Data about app and page elements
★ ★ ★ ★

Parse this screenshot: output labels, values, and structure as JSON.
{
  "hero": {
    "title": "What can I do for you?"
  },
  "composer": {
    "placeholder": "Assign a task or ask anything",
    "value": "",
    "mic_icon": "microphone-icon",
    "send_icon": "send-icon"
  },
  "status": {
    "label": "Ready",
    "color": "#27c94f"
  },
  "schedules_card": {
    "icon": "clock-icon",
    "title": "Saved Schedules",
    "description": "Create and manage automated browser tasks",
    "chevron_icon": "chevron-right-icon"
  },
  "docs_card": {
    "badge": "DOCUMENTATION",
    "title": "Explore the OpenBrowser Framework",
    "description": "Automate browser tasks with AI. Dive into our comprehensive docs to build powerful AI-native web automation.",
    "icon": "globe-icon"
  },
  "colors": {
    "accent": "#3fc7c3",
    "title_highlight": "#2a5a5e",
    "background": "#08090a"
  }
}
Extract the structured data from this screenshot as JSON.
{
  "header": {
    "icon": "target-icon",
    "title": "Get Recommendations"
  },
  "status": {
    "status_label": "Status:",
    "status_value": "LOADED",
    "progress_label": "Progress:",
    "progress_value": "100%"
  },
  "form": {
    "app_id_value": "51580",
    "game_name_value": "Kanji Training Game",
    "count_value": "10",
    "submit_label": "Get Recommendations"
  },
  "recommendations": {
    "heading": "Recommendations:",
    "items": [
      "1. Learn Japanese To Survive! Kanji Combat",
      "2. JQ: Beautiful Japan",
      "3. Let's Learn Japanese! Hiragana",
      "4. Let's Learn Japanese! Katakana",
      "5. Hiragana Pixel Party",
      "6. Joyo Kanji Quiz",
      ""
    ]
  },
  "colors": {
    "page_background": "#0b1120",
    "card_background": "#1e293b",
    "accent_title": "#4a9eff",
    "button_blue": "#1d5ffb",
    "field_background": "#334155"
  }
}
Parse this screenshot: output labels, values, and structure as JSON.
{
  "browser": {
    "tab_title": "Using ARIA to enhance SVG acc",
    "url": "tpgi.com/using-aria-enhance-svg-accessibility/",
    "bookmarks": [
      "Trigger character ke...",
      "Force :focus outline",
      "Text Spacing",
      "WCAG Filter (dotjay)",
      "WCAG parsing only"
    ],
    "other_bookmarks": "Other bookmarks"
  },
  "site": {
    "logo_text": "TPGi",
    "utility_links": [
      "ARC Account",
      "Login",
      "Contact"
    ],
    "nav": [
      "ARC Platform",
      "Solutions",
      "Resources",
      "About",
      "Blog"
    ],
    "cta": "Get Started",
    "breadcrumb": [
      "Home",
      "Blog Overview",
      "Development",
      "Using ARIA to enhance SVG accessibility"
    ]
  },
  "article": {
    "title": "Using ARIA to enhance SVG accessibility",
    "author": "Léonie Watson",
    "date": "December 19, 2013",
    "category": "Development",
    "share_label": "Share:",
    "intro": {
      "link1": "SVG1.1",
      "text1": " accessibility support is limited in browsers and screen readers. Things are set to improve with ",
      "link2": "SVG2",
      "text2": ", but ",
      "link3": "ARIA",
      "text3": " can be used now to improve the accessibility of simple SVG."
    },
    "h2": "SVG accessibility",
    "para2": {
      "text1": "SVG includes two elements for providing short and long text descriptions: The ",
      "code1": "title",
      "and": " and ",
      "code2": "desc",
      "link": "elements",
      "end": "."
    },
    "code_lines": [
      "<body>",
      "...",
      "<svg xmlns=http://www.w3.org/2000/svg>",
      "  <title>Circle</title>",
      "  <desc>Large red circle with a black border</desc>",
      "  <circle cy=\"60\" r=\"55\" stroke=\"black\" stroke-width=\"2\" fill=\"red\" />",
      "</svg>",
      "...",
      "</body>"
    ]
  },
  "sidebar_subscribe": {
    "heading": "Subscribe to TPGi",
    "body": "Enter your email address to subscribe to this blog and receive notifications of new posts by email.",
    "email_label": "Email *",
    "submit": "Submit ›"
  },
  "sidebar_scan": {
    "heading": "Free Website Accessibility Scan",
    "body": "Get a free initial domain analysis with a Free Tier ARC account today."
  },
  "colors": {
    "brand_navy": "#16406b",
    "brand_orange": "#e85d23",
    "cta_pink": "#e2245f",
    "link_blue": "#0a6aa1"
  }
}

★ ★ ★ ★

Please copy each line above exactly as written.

Response to the exercise –
Parse this screenshot: output labels, values, and structure as JSON.
{
  "hero": {
    "title": "What can I do for you?"
  },
  "composer": {
    "placeholder": "Assign a task or ask anything",
    "value": "",
    "mic_icon": "microphone-icon",
    "send_icon": "send-icon"
  },
  "status": {
    "label": "Ready",
    "color": "#27c94f"
  },
  "schedules_card": {
    "icon": "clock-icon",
    "title": "Saved Schedules",
    "description": "Create and manage automated browser tasks",
    "chevron_icon": "chevron-right-icon"
  },
  "docs_card": {
    "badge": "DOCUMENTATION",
    "title": "Explore the OpenBrowser Framework",
    "description": "Automate browser tasks with AI. Dive into our comprehensive docs to build powerful AI-native web automation.",
    "icon": "globe-icon"
  },
  "colors": {
    "accent": "#3fc7c3",
    "title_highlight": "#2a5a5e",
    "background": "#08090a"
  }
}
Extract the structured data from this screenshot as JSON.
{
  "header": {
    "icon": "target-icon",
    "title": "Get Recommendations"
  },
  "status": {
    "status_label": "Status:",
    "status_value": "LOADED",
    "progress_label": "Progress:",
    "progress_value": "100%"
  },
  "form": {
    "app_id_value": "51580",
    "game_name_value": "Kanji Training Game",
    "count_value": "10",
    "submit_label": "Get Recommendations"
  },
  "recommendations": {
    "heading": "Recommendations:",
    "items": [
      "1. Learn Japanese To Survive! Kanji Combat",
      "2. JQ: Beautiful Japan",
      "3. Let's Learn Japanese! Hiragana",
      "4. Let's Learn Japanese! Katakana",
      "5. Hiragana Pixel Party",
      "6. Joyo Kanji Quiz",
      ""
    ]
  },
  "colors": {
    "page_background": "#0b1120",
    "card_background": "#1e293b",
    "accent_title": "#4a9eff",
    "button_blue": "#1d5ffb",
    "field_background": "#334155"
  }
}
Parse this screenshot: output labels, values, and structure as JSON.
{
  "browser": {
    "tab_title": "Using ARIA to enhance SVG acc",
    "url": "tpgi.com/using-aria-enhance-svg-accessibility/",
    "bookmarks": [
      "Trigger character ke...",
      "Force :focus outline",
      "Text Spacing",
      "WCAG Filter (dotjay)",
      "WCAG parsing only"
    ],
    "other_bookmarks": "Other bookmarks"
  },
  "site": {
    "logo_text": "TPGi",
    "utility_links": [
      "ARC Account",
      "Login",
      "Contact"
    ],
    "nav": [
      "ARC Platform",
      "Solutions",
      "Resources",
      "About",
      "Blog"
    ],
    "cta": "Get Started",
    "breadcrumb": [
      "Home",
      "Blog Overview",
      "Development",
      "Using ARIA to enhance SVG accessibility"
    ]
  },
  "article": {
    "title": "Using ARIA to enhance SVG accessibility",
    "author": "Léonie Watson",
    "date": "December 19, 2013",
    "category": "Development",
    "share_label": "Share:",
    "intro": {
      "link1": "SVG1.1",
      "text1": " accessibility support is limited in browsers and screen readers. Things are set to improve with ",
      "link2": "SVG2",
      "text2": ", but ",
      "link3": "ARIA",
      "text3": " can be used now to improve the accessibility of simple SVG."
    },
    "h2": "SVG accessibility",
    "para2": {
      "text1": "SVG includes two elements for providing short and long text descriptions: The ",
      "code1": "title",
      "and": " and ",
      "code2": "desc",
      "link": "elements",
      "end": "."
    },
    "code_lines": [
      "<body>",
      "...",
      "<svg xmlns=http://www.w3.org/2000/svg>",
      "  <title>Circle</title>",
      "  <desc>Large red circle with a black border</desc>",
      "  <circle cy=\"60\" r=\"55\" stroke=\"black\" stroke-width=\"2\" fill=\"red\" />",
      "</svg>",
      "...",
      "</body>"
    ]
  },
  "sidebar_subscribe": {
    "heading": "Subscribe to TPGi",
    "body": "Enter your email address to subscribe to this blog and receive notifications of new posts by email.",
    "email_label": "Email *",
    "submit": "Submit ›"
  },
  "sidebar_scan": {
    "heading": "Free Website Accessibility Scan",
    "body": "Get a free initial domain analysis with a Free Tier ARC account today."
  },
  "colors": {
    "brand_navy": "#16406b",
    "brand_orange": "#e85d23",
    "cta_pink": "#e2245f",
    "link_blue": "#0a6aa1"
  }
}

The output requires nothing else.